Assignment:
Scan the material that follows for lines with "shield". Answer with how many there are, nothing else.

Working data:
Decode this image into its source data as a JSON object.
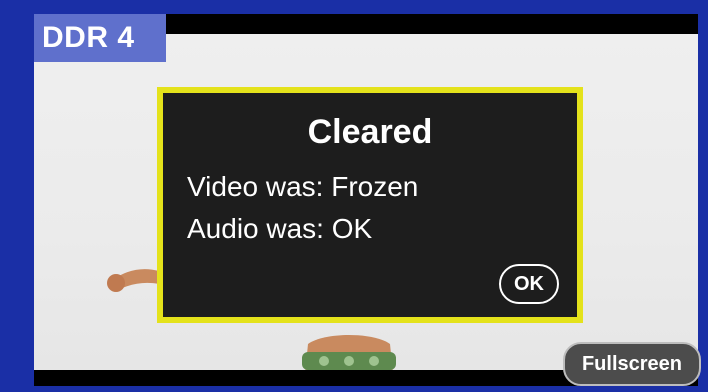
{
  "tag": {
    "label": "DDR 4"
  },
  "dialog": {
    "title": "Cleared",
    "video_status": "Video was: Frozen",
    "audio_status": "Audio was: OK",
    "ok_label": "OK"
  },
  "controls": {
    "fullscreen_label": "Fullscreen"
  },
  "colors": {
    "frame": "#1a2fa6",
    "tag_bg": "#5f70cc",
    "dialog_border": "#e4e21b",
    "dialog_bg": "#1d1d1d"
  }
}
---
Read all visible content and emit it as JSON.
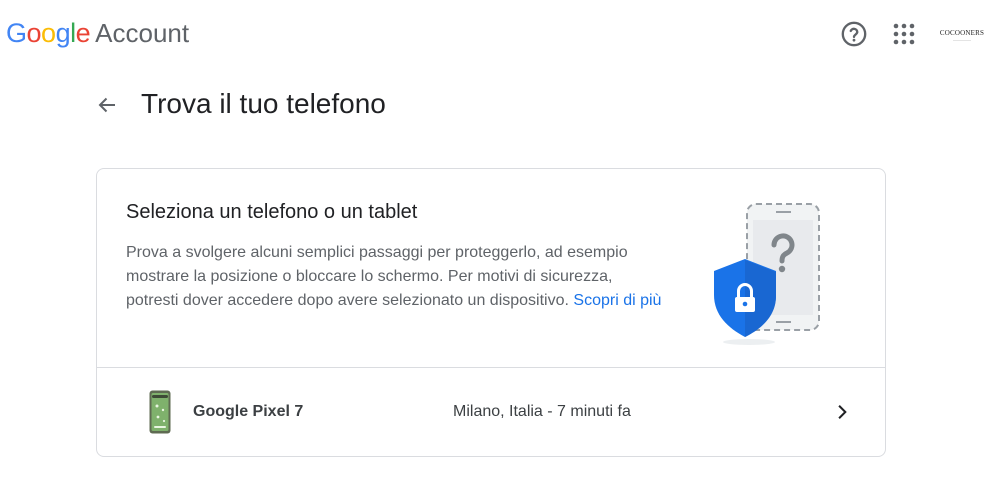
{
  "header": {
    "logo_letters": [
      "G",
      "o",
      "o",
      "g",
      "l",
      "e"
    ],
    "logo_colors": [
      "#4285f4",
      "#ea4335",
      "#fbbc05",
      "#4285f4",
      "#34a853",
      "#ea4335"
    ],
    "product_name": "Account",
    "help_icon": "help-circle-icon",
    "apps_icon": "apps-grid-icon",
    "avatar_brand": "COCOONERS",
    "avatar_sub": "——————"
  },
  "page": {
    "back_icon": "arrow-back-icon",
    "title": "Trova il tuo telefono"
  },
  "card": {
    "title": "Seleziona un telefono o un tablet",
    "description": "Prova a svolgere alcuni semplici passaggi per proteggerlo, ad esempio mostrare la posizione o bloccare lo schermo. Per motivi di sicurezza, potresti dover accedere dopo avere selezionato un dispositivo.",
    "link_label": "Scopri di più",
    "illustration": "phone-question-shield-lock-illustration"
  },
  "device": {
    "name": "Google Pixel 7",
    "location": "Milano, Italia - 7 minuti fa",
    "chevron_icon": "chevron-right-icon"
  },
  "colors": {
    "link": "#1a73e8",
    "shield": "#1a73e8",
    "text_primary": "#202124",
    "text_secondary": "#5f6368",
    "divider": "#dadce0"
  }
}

Written reply:
2